The condition causes him to choke after feeding as he is stricken with the pain of the acid making its way up.

Not only do his family now live in constant fear of him stopping breathing again, they have had to fight for medication to ease their baby’s pain.

“It was a terrifying thing to go through. Now I’m constantly checking if he’s breathing and his dad doesn’t dare feed him as he chokes and he is scared it might happen again,” said Monica Almeida, 28.

After a brief stay at Lincoln County Hospital, Lucas was discharged with just some Gaviscon to relieve his symptoms.

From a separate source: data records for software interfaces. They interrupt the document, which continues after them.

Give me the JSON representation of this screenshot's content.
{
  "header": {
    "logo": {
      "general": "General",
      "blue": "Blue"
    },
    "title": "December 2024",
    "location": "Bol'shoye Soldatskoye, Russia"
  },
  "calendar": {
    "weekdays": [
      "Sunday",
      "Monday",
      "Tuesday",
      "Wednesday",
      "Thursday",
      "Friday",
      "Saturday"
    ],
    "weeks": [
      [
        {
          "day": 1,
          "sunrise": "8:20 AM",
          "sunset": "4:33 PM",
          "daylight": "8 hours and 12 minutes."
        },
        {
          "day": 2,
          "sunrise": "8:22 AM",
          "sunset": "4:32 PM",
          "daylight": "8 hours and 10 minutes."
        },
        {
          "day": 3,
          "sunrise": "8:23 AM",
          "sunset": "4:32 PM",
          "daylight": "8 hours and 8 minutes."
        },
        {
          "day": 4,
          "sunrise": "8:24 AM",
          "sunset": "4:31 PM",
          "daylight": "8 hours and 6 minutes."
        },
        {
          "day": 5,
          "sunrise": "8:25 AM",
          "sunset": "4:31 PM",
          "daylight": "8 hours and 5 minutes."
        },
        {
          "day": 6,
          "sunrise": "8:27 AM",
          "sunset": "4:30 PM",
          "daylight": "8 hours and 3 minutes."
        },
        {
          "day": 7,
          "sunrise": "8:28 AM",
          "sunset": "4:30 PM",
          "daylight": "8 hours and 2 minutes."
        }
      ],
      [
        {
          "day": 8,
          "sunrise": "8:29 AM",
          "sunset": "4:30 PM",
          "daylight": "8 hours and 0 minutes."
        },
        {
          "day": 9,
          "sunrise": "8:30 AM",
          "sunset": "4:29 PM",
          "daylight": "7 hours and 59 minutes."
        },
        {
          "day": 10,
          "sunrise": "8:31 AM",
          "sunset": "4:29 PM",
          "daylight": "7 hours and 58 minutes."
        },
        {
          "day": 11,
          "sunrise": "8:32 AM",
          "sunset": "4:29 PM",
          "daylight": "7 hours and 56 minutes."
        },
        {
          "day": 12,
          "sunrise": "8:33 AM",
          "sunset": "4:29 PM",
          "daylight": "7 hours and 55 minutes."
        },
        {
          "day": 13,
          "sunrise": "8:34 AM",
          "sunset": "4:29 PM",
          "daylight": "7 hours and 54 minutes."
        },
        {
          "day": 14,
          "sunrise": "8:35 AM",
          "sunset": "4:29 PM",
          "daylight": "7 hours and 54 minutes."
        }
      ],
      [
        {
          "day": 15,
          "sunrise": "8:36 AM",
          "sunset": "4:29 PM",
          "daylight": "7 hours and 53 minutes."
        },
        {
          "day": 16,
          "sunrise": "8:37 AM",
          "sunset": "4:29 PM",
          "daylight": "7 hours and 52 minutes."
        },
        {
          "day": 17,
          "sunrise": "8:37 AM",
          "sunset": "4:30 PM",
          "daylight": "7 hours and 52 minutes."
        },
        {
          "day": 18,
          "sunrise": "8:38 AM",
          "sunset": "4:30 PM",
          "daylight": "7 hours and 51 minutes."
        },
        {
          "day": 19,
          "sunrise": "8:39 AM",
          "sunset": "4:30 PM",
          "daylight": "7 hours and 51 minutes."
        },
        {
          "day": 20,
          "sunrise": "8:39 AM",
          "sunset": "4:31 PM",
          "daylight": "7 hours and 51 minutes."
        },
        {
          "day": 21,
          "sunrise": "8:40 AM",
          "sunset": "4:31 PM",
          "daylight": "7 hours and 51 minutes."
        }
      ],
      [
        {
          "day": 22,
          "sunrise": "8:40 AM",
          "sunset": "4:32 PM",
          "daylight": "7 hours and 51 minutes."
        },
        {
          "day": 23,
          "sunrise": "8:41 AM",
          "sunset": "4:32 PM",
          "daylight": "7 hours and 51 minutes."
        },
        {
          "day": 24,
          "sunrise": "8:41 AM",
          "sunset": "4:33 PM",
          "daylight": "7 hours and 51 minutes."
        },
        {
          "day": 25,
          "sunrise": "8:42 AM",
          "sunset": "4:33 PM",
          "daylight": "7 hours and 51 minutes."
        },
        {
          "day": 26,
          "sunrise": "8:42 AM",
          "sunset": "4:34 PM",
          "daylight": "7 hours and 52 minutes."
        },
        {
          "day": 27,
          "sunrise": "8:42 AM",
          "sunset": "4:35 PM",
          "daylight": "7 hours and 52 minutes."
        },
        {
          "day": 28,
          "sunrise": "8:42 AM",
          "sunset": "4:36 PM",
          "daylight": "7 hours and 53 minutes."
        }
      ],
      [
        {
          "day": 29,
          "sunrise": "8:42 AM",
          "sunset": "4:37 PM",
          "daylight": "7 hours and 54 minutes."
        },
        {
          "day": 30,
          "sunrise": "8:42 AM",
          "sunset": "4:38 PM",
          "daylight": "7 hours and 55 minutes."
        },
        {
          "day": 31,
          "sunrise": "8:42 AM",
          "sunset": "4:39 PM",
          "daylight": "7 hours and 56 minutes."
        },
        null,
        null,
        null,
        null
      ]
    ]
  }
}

When it made him sick, Monica started looking for alternatives. She found out about Omeprazole, which does not stop the reflux, but reduces the acid in the stomach.

“Paediatricians in Lincoln prescribed the Omeprazole, but my surgery was unable to prescribe the liquid form as it is not on the list of authorised medications to be routinely prescribed for babies,” she said.

“Lucas was given soluble granules instead which he struggles to swallow and he is not having the correct dosage as he spits half of it out.”

“I happen to know the tablets and granules are not meant to be prescribed to babies either, so the only other reason I can think for them to refuse it is the cost.”

“There shouldn’t be a price on a child’s health.”

Monica was told they needed ‘approval from the board’ before the medicine was prescribed.

Omeprazole can cost more than £160 for 75ml in liquid form, while the capsules are just £1.44 for 28.

It took a second opinion from a paediatrician in Scunthorpe before the liquid was finally prescribed by the surgery a month later.

“I was phoning daily trying to get an answer, all the time my baby is suffering with this condition which is distressing for all of us,” she said.

Now, having had the liquid approved on a trial basis, the family are angry it has taken so long.

“I don’t think it was taken seriously ever since we were discharged from hospital,” said Monica.

“I’ve had conflicting messages from different GPs at the surgery. One agreed Lucas needed Omeprazole, another didn’t.”

“It worries me that GPs are to be given control over their budgets if they can’t agree what is best for my baby.”

“What happens if their budget is running low? Will they stop prescribing the most expensive medication?”

Lucas’ dad Artur said: “It should not be this hard for us to get the medicine our baby needs.”

“We work hard and pay our taxes so we should have full access to the NHS.”

Monica now wants to raise awareness, so that other parents don’t have to go through what she has.

She said: “I honestly think if I wasn’t a nurse, and I had not pushed so hard, Lucas would not have got it.”

NHS Lincolnshire said it could not comment on individual cases, but said Omeprazole liquid was not the first choice for doctors to prescribe to babies because it was unlicensed for such use.

“We recognise that prescribing for infants and children is particularly complex and may necessitate the consideration of a wider range of licensed and unlicensed alternatives than may be necessary for adults,” said a spokesman.

“The NHS has a duty to ensure that the use of unlicensed specially manufactured products is confined to appropriate patients only.”

“And prescribers have a duty to follow the regulations when prescribing medication to ensure the safety of the patient.”

They added that guidance for GPs on the use of unlicensed ‘special’ medicines was due to be updated this summer.

“We try to agree standard policy on as many issues as we can in Lincolnshire to reduce this kind of variation in advice.”